“It is clear that we can no longer simply trust bankers to do the right thing on climate change or Indigenous rights,” Keith Stewart, senior energy strategist with Greenpeace Canada, which was not involved with the report, told DeSmog. “Asking politely will only lead to us continuing to be played for suckers by the big banks. Canada is currently legislating a requirement for auto manufacturers to phase out gasoline-powered cars in favor of electric vehicles, and now our federal banking regulators must similarly require banks to phase out fossil fuel finance while ramping up support for clean energy.”
Courts could be another avenue to compel big banks to change course. A Greenpeace Canada report released last month highlights the growing legal risk facing banks globally for failing to act on their climate promise, warning that Canadian banks may be on notice or subject to future litigation as they continue to heavily finance fossil fuels. The mismatch between Canadian banks’ words committing to climate action and their behavior ramping up fossil fuel financing raises greenwashing concerns, the report says. BNP Paribas — the top fossil fuel financer in Europe — is already the target of the world’s first climate lawsuit against a commercial bank.
Growing calls for banks to end fossil fuel financing
Banks are facing heightened scrutiny and mounting pressure over their ongoing financial support for a sector that is destabilizing the climate and considered to be in long-term decline. UN Secretary General António Guterres has referred to fossil fuels as a “dead end” and explicitly called upon financial actors to help facilitate the energy transition.

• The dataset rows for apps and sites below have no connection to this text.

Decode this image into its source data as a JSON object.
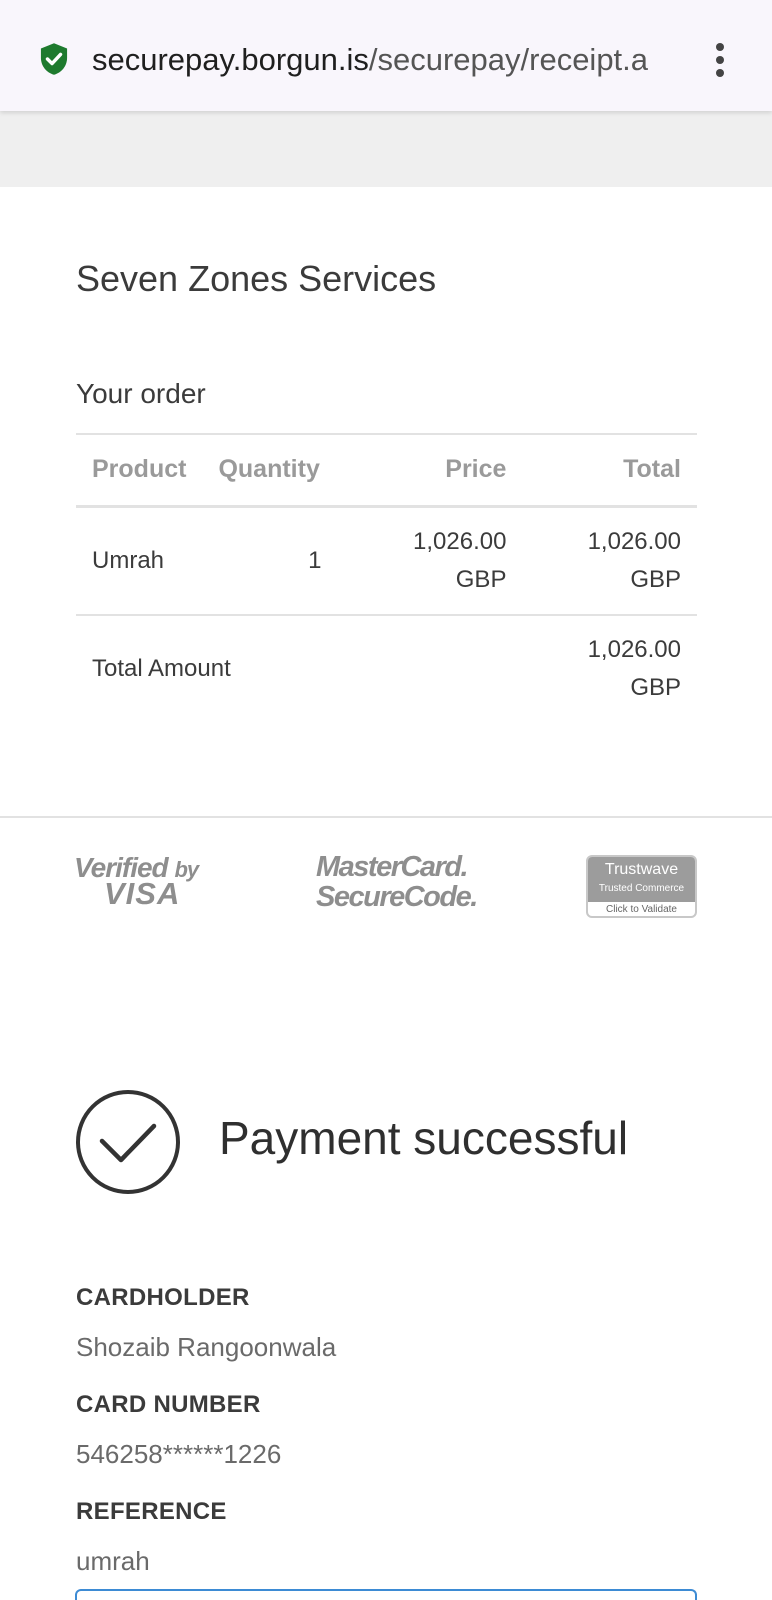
{
  "browser": {
    "url_host": "securepay.borgun.is",
    "url_path": "/securepay/receipt.a",
    "secure_icon": "shield-check-icon",
    "menu_icon": "more-vert-icon"
  },
  "merchant": "Seven Zones Services",
  "order": {
    "title": "Your order",
    "headers": {
      "product": "Product",
      "quantity": "Quantity",
      "price": "Price",
      "total": "Total"
    },
    "items": [
      {
        "product": "Umrah",
        "quantity": "1",
        "price_amount": "1,026.00",
        "price_currency": "GBP",
        "total_amount": "1,026.00",
        "total_currency": "GBP"
      }
    ],
    "total_label": "Total Amount",
    "total_amount": "1,026.00",
    "total_currency": "GBP"
  },
  "badges": {
    "visa_line1": "Verified",
    "visa_by": "by",
    "visa_line2": "VISA",
    "mc_line1": "MasterCard.",
    "mc_line2": "SecureCode.",
    "tw_name": "Trustwave",
    "tw_sub": "Trusted Commerce",
    "tw_cta": "Click to Validate"
  },
  "status": {
    "icon": "check-circle-icon",
    "text": "Payment successful"
  },
  "details": {
    "cardholder_label": "CARDHOLDER",
    "cardholder": "Shozaib Rangoonwala",
    "card_number_label": "CARD NUMBER",
    "card_number": "546258******1226",
    "reference_label": "REFERENCE",
    "reference": "umrah"
  },
  "colors": {
    "secure_green": "#1e7a2e",
    "badge_gray": "#8e8e8e",
    "focus_blue": "#3d8bd4"
  }
}
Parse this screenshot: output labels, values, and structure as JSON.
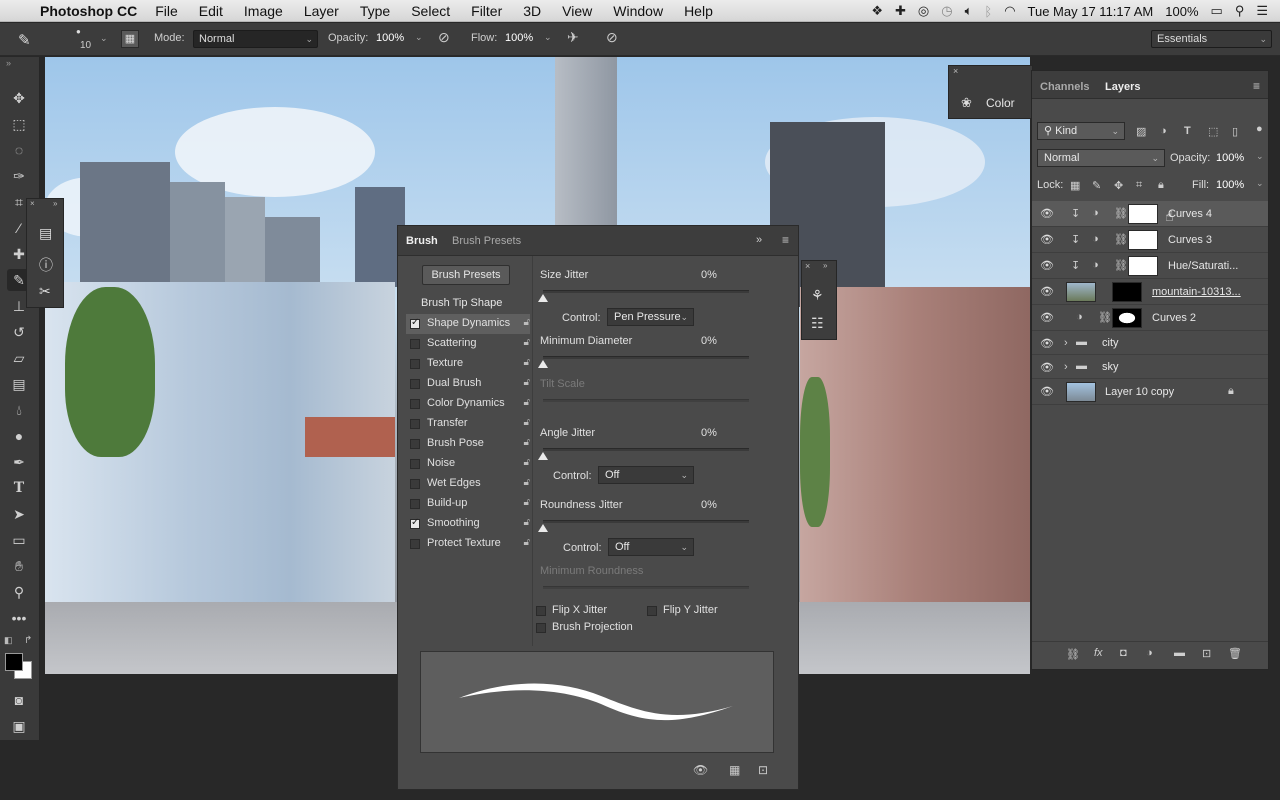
{
  "menubar": {
    "app_name": "Photoshop CC",
    "menus": [
      "File",
      "Edit",
      "Image",
      "Layer",
      "Type",
      "Select",
      "Filter",
      "3D",
      "View",
      "Window",
      "Help"
    ],
    "clock": "Tue May 17  11:17 AM",
    "battery": "100%"
  },
  "options": {
    "brush_size": "10",
    "mode_label": "Mode:",
    "mode_value": "Normal",
    "opacity_label": "Opacity:",
    "opacity_value": "100%",
    "flow_label": "Flow:",
    "flow_value": "100%",
    "workspace": "Essentials"
  },
  "color_panel": {
    "title": "Color"
  },
  "brush_panel": {
    "tab_active": "Brush",
    "tab_inactive": "Brush Presets",
    "presets_button": "Brush Presets",
    "tip_shape": "Brush Tip Shape",
    "options": [
      {
        "label": "Shape Dynamics",
        "checked": true
      },
      {
        "label": "Scattering",
        "checked": false
      },
      {
        "label": "Texture",
        "checked": false
      },
      {
        "label": "Dual Brush",
        "checked": false
      },
      {
        "label": "Color Dynamics",
        "checked": false
      },
      {
        "label": "Transfer",
        "checked": false
      },
      {
        "label": "Brush Pose",
        "checked": false
      },
      {
        "label": "Noise",
        "checked": false
      },
      {
        "label": "Wet Edges",
        "checked": false
      },
      {
        "label": "Build-up",
        "checked": false
      },
      {
        "label": "Smoothing",
        "checked": true
      },
      {
        "label": "Protect Texture",
        "checked": false
      }
    ],
    "size_jitter_label": "Size Jitter",
    "size_jitter_value": "0%",
    "control_label": "Control:",
    "control_1": "Pen Pressure",
    "min_diameter_label": "Minimum Diameter",
    "min_diameter_value": "0%",
    "tilt_scale_label": "Tilt Scale",
    "angle_jitter_label": "Angle Jitter",
    "angle_jitter_value": "0%",
    "control_2": "Off",
    "roundness_jitter_label": "Roundness Jitter",
    "roundness_jitter_value": "0%",
    "control_3": "Off",
    "min_roundness_label": "Minimum Roundness",
    "flip_x": "Flip X Jitter",
    "flip_y": "Flip Y Jitter",
    "brush_projection": "Brush Projection"
  },
  "layers_panel": {
    "tab_channels": "Channels",
    "tab_layers": "Layers",
    "filter_kind": "Kind",
    "blend_mode": "Normal",
    "opacity_label": "Opacity:",
    "opacity_value": "100%",
    "lock_label": "Lock:",
    "fill_label": "Fill:",
    "fill_value": "100%",
    "layers": [
      {
        "name": "Curves 4",
        "selected": true
      },
      {
        "name": "Curves 3",
        "selected": false
      },
      {
        "name": "Hue/Saturati...",
        "selected": false
      },
      {
        "name": "mountain-10313...",
        "selected": false
      },
      {
        "name": "Curves 2",
        "selected": false
      },
      {
        "name": "city",
        "selected": false
      },
      {
        "name": "sky",
        "selected": false
      },
      {
        "name": "Layer 10 copy",
        "selected": false
      }
    ]
  },
  "colors": {
    "panel_bg": "#4a4a4a",
    "panel_dark": "#3c3c3c",
    "selected_row": "#5a5a5a"
  }
}
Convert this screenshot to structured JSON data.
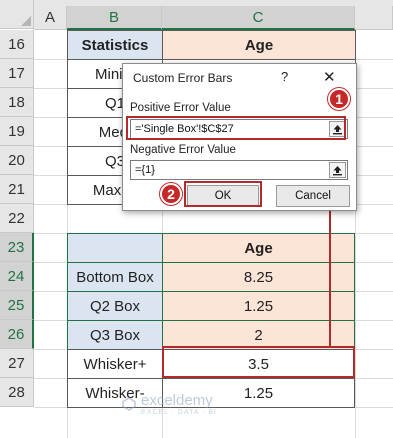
{
  "columns": [
    "A",
    "B",
    "C"
  ],
  "rows": [
    "16",
    "17",
    "18",
    "19",
    "20",
    "21",
    "22",
    "23",
    "24",
    "25",
    "26",
    "27",
    "28"
  ],
  "stats_table": {
    "header": [
      "Statistics",
      "Age"
    ],
    "labels": [
      "Minim",
      "Q1",
      "Medi",
      "Q3",
      "Maxim"
    ]
  },
  "box_table": {
    "header": [
      "",
      "Age"
    ],
    "rows": [
      [
        "Bottom Box",
        "8.25"
      ],
      [
        "Q2 Box",
        "1.25"
      ],
      [
        "Q3 Box",
        "2"
      ],
      [
        "Whisker+",
        "3.5"
      ],
      [
        "Whisker-",
        "1.25"
      ]
    ]
  },
  "dialog": {
    "title": "Custom Error Bars",
    "help": "?",
    "close": "✕",
    "positive_label": "Positive Error Value",
    "positive_value": "='Single Box'!$C$27",
    "negative_label": "Negative Error Value",
    "negative_value": "={1}",
    "ok_label": "OK",
    "cancel_label": "Cancel"
  },
  "badges": [
    "1",
    "2"
  ],
  "watermark": {
    "name": "exceldemy",
    "sub": "EXCEL · DATA · BI"
  },
  "colors": {
    "accent_green": "#217346",
    "header_blue": "#dbe5f1",
    "header_peach": "#fce4d6",
    "annotation_red": "#b22a2a"
  }
}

In a video message to a sustainability conference in late March, Guterres called for all financial institutions “to publicly present credible and detailed plans to transition their funding from fossil fuels to clean energy with clear targets for 2025 and 2030.” That entails an immediate end to any coal financing and plans to phase out oil and gas finance, he said.
Just this week, more than 1,300 scientists signed onto a letter urging JPMorgan Chase shareholders to vote for a resolution at the bank’s upcoming Annual General Meeting requesting the board adopt a policy to ramp down financing of fossil fuel expansion.
Several progressive Democrats in Congress are making similar asks of major financial institutions. Sen. Ed Markey (D-MA) and Reps. Ayana Pressley (D-MA) and Rashida Tlaib (D-MI) recently reintroduced legislation, the Fossil Free Finance Act, that directs the Federal Reserve to mandate that big banks halve their financed emissions by 2030 and end them by 2050. And last month, thousands of people led by Americans over age 60 rallied in 30 states and the capital to “stop dirty banks” in a movement organized by the climate campaign group Third Act. “It’s no accident that the March 21 protests were the biggest day in the streets for the climate movement in a while,” said McKibben, the founder of Third Act, which organizes older Americans to take climate action and protect democracy. “People are understanding that we have to pull the lever marked ‘politics,’ but also the one marked ‘finance.’ They’re the only two levers big enough to really matter.”